  • Become familiar with sales data for the area as to what comparable properties have sold for and the length of time properties had been on the market;
  • Ascertain what actions are necessary to market the property properly, such as putting the property on the Multiple Listing Service;
  • Know the value of the property in the area.

Many times, the circumstances of an attorney acting as a real estate agent arises in estate sales where the seller desires to sell the property he or she has inherited through the probate court and the attorney knows the potential buyer.

The attorneys think they know fair market value and can sell the property so the seller can “save the commission.”

However, most attorneys are not familiar with market conditions and what the market will really bring if the property is properly exposed to the market, put on the Multiple Listing Service and marketed aggressively.

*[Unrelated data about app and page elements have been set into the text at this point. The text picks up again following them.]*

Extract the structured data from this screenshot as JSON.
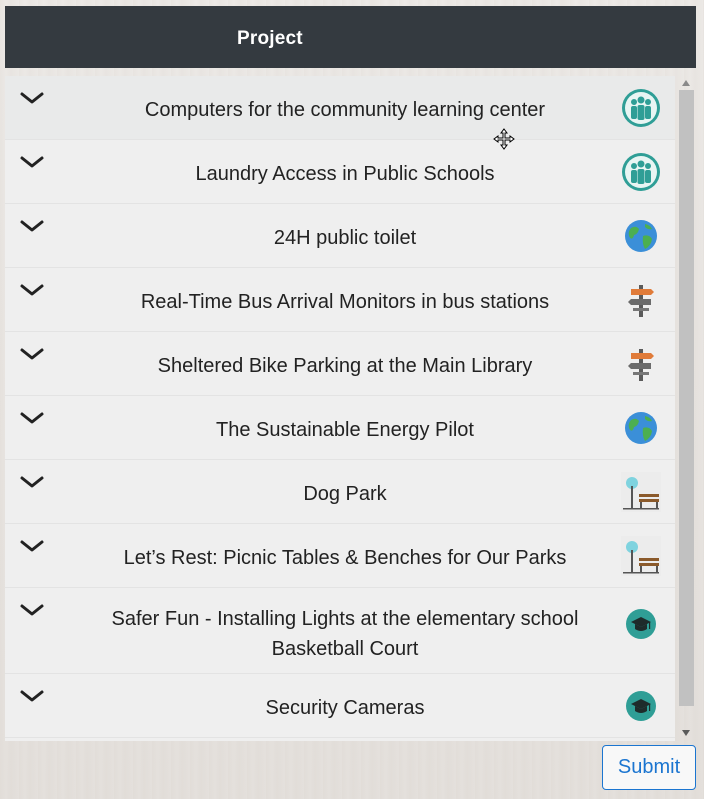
{
  "header": {
    "title": "Project"
  },
  "projects": [
    {
      "title": "Computers for the community learning center",
      "category_icon": "community-people-icon"
    },
    {
      "title": "Laundry Access in Public Schools",
      "category_icon": "community-people-icon"
    },
    {
      "title": "24H public toilet",
      "category_icon": "earth-globe-icon"
    },
    {
      "title": "Real-Time Bus Arrival Monitors in bus stations",
      "category_icon": "signpost-icon"
    },
    {
      "title": "Sheltered Bike Parking at the Main Library",
      "category_icon": "signpost-icon"
    },
    {
      "title": "The Sustainable Energy Pilot",
      "category_icon": "earth-globe-icon"
    },
    {
      "title": "Dog Park",
      "category_icon": "park-bench-icon"
    },
    {
      "title": "Let’s Rest: Picnic Tables & Benches for Our Parks",
      "category_icon": "park-bench-icon"
    },
    {
      "title": "Safer Fun - Installing Lights at the elementary school Basketball Court",
      "category_icon": "graduation-cap-icon"
    },
    {
      "title": "Security Cameras",
      "category_icon": "graduation-cap-icon"
    }
  ],
  "submit_label": "Submit",
  "colors": {
    "header_bg": "#343a40",
    "accent": "#1b75d0",
    "teal": "#2f9e96"
  }
}
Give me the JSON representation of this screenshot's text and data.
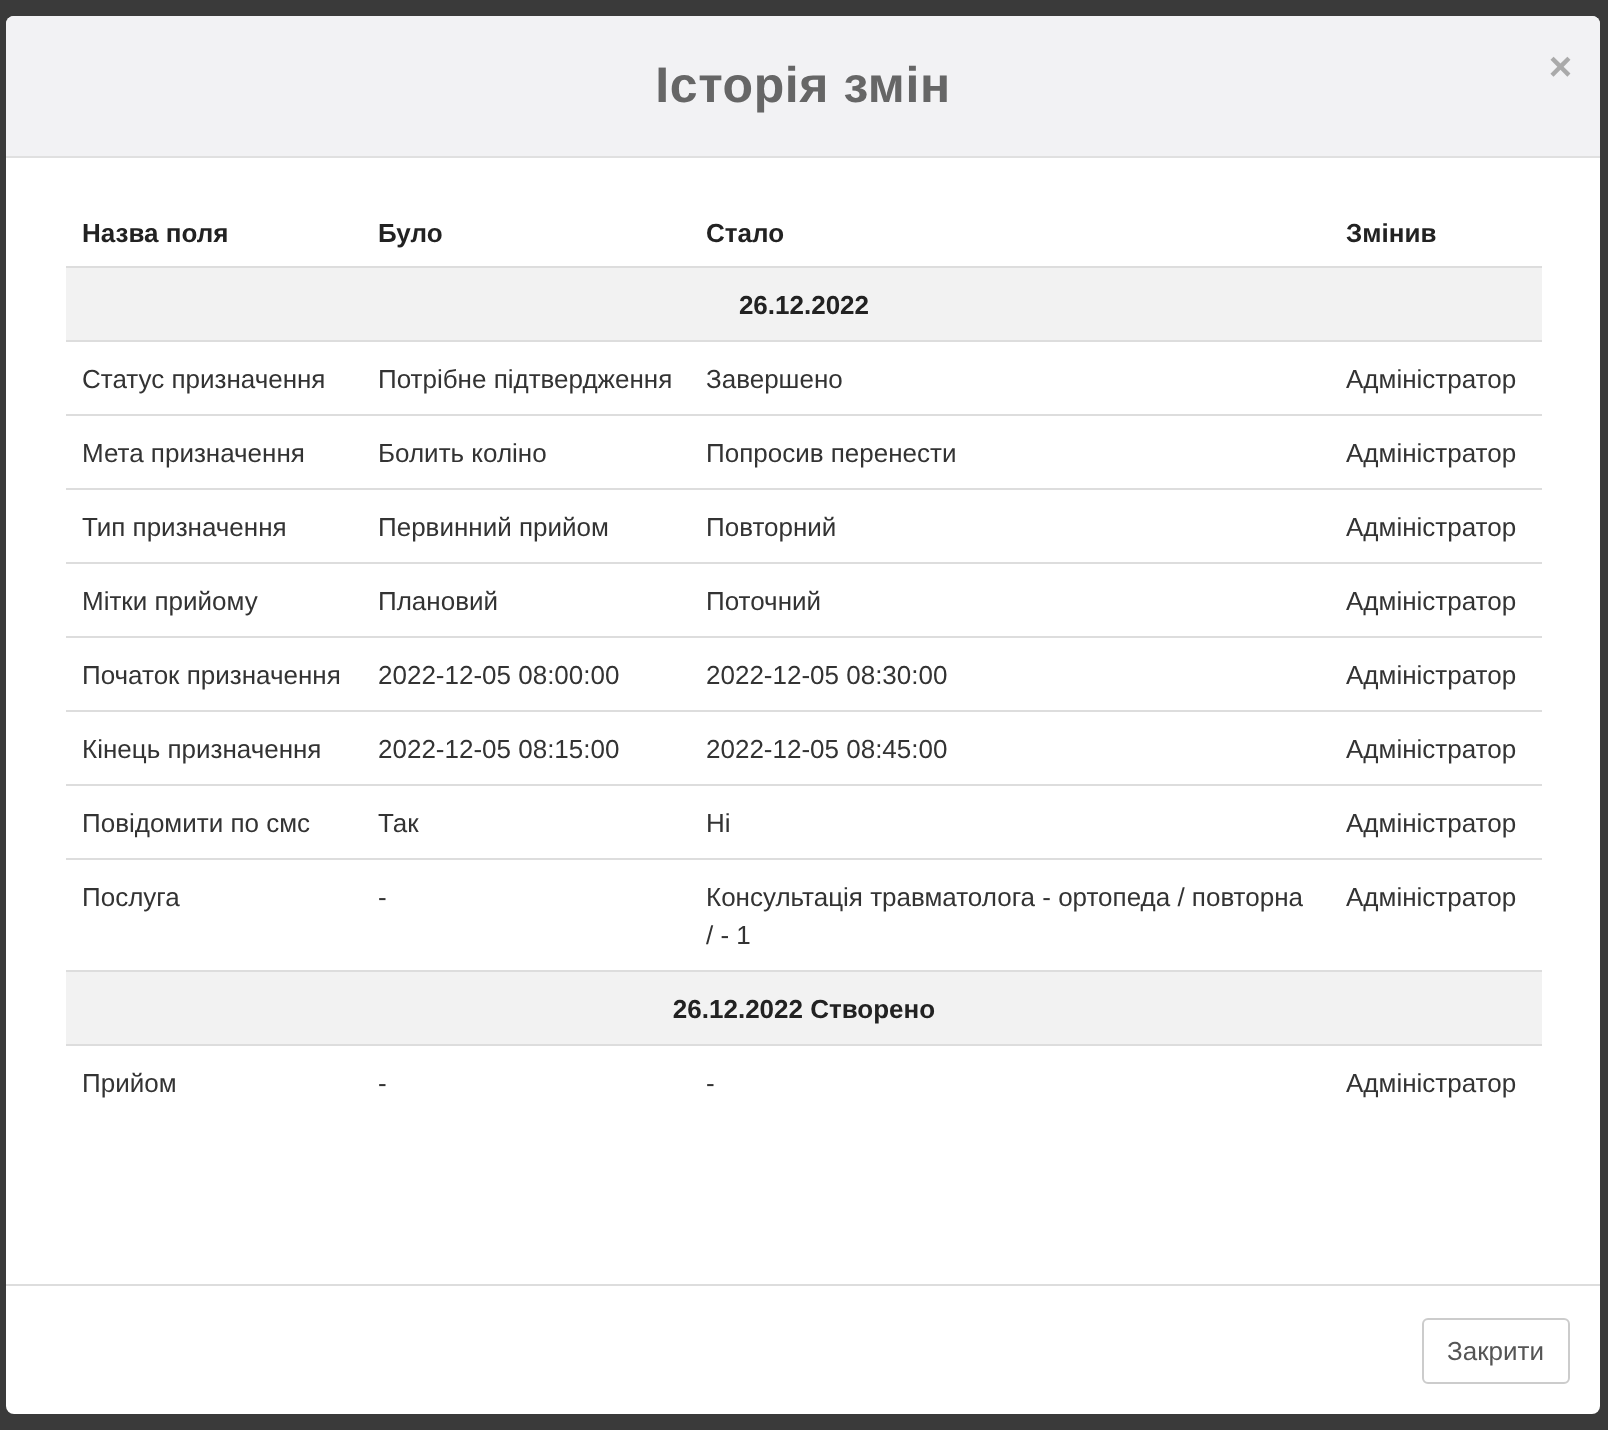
{
  "dialog": {
    "title": "Історія змін",
    "close_icon": "×"
  },
  "table": {
    "columns": [
      "Назва поля",
      "Було",
      "Стало",
      "Змінив"
    ],
    "groups": [
      {
        "title": "26.12.2022",
        "rows": [
          [
            "Статус призначення",
            "Потрібне підтвердження",
            "Завершено",
            "Адміністратор"
          ],
          [
            "Мета призначення",
            "Болить коліно",
            "Попросив перенести",
            "Адміністратор"
          ],
          [
            "Тип призначення",
            "Первинний прийом",
            "Повторний",
            "Адміністратор"
          ],
          [
            "Мітки прийому",
            "Плановий",
            "Поточний",
            "Адміністратор"
          ],
          [
            "Початок призначення",
            "2022-12-05 08:00:00",
            "2022-12-05 08:30:00",
            "Адміністратор"
          ],
          [
            "Кінець призначення",
            "2022-12-05 08:15:00",
            "2022-12-05 08:45:00",
            "Адміністратор"
          ],
          [
            "Повідомити по смс",
            "Так",
            "Ні",
            "Адміністратор"
          ],
          [
            "Послуга",
            "-",
            "Консультація травматолога - ортопеда / повторна / - 1",
            "Адміністратор"
          ]
        ]
      },
      {
        "title": "26.12.2022 Створено",
        "rows": [
          [
            "Прийом",
            "-",
            "-",
            "Адміністратор"
          ]
        ]
      }
    ]
  },
  "footer": {
    "buttons": [
      "Закрити"
    ]
  }
}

Often these attorneys wind up costing their clients money because they could have received more and had the property been actively marketed, usually much more than the real estate commission “saved.”

Frequently, the seller or relatives of the seller know a prospective buyer and are trying to save the commission themselves, and the attorney merely goes along with it. Whatever the scenario, who is really saving money? It’s an interesting question.

In my opinion, an attorney should not be advising buyers or sellers on value of real property in residential transactions. A knowledgeable real estate agent who knows the area and is aware of trends should be consulted on valuations.

Qualified attorneys can complete the contractual and other legal documents, but as for selling the property, it does take active marketing, listing the property on the multiple listing service and using other marketing tools to get the best possible price for the seller or the lowest possible price for the buyer.